Work to be completed — If a record holds a picture, skip the picture but print everything else exactly.

** Supplied data follows **

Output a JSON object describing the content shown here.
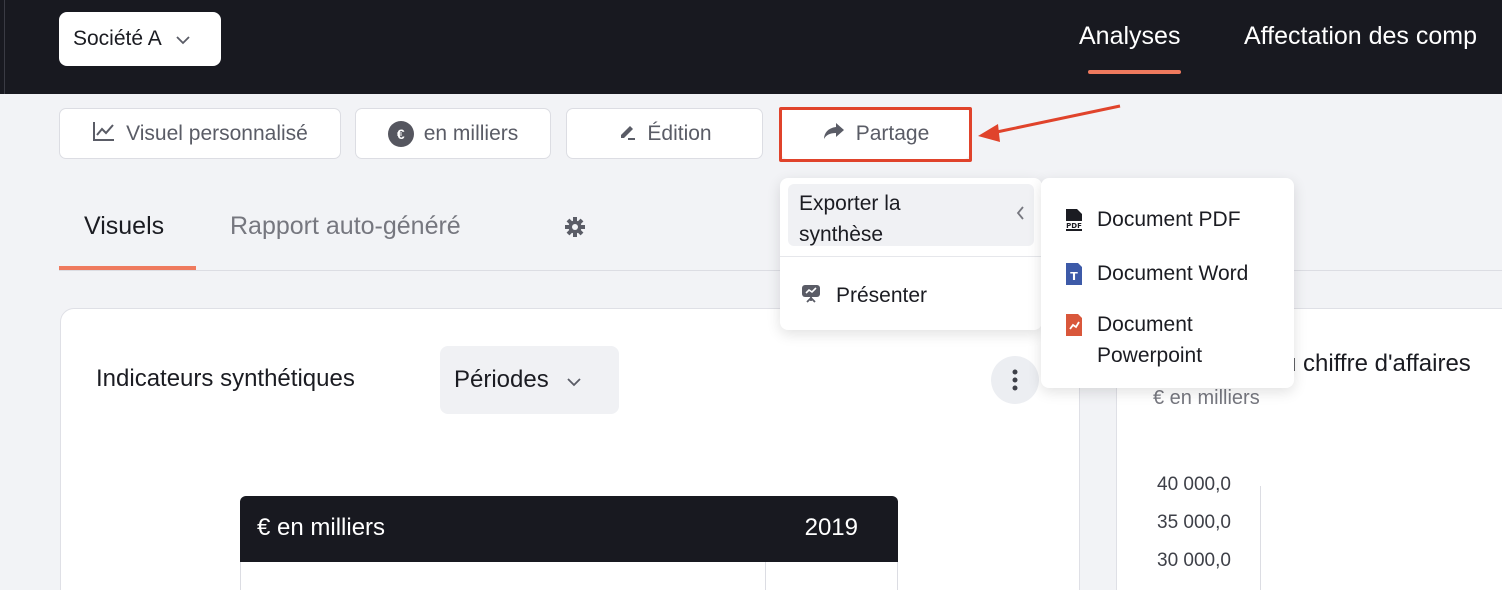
{
  "header": {
    "company_selector": "Société A",
    "nav": [
      "Analyses",
      "Affectation des comp"
    ]
  },
  "toolbar": {
    "custom_visual": "Visuel personnalisé",
    "units": "en milliers",
    "edit": "Édition",
    "share": "Partage"
  },
  "tabs": {
    "visuals": "Visuels",
    "auto_report": "Rapport auto-généré"
  },
  "share_menu": {
    "export_label": "Exporter la synthèse",
    "present_label": "Présenter",
    "export_submenu": [
      "Document PDF",
      "Document Word",
      "Document Powerpoint"
    ]
  },
  "indicators_card": {
    "title": "Indicateurs synthétiques",
    "period_selector": "Périodes",
    "table": {
      "header_unit": "€ en milliers",
      "header_year": "2019"
    }
  },
  "revenue_card": {
    "title": "u chiffre d'affaires",
    "subtitle": "€ en milliers",
    "y_ticks": [
      "40 000,0",
      "35 000,0",
      "30 000,0"
    ]
  },
  "colors": {
    "topbar": "#181920",
    "accent": "#ef7a5e",
    "annotation": "#e0432b"
  }
}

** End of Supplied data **

Written response —
Output a JSON object describing the content shown here.
{
  "header": {
    "company_selector": "Société A",
    "nav": [
      "Analyses",
      "Affectation des comp"
    ]
  },
  "toolbar": {
    "custom_visual": "Visuel personnalisé",
    "units": "en milliers",
    "edit": "Édition",
    "share": "Partage"
  },
  "tabs": {
    "visuals": "Visuels",
    "auto_report": "Rapport auto-généré"
  },
  "share_menu": {
    "export_label": "Exporter la synthèse",
    "present_label": "Présenter",
    "export_submenu": [
      "Document PDF",
      "Document Word",
      "Document Powerpoint"
    ]
  },
  "indicators_card": {
    "title": "Indicateurs synthétiques",
    "period_selector": "Périodes",
    "table": {
      "header_unit": "€ en milliers",
      "header_year": "2019"
    }
  },
  "revenue_card": {
    "title": "u chiffre d'affaires",
    "subtitle": "€ en milliers",
    "y_ticks": [
      "40 000,0",
      "35 000,0",
      "30 000,0"
    ]
  },
  "colors": {
    "topbar": "#181920",
    "accent": "#ef7a5e",
    "annotation": "#e0432b"
  }
}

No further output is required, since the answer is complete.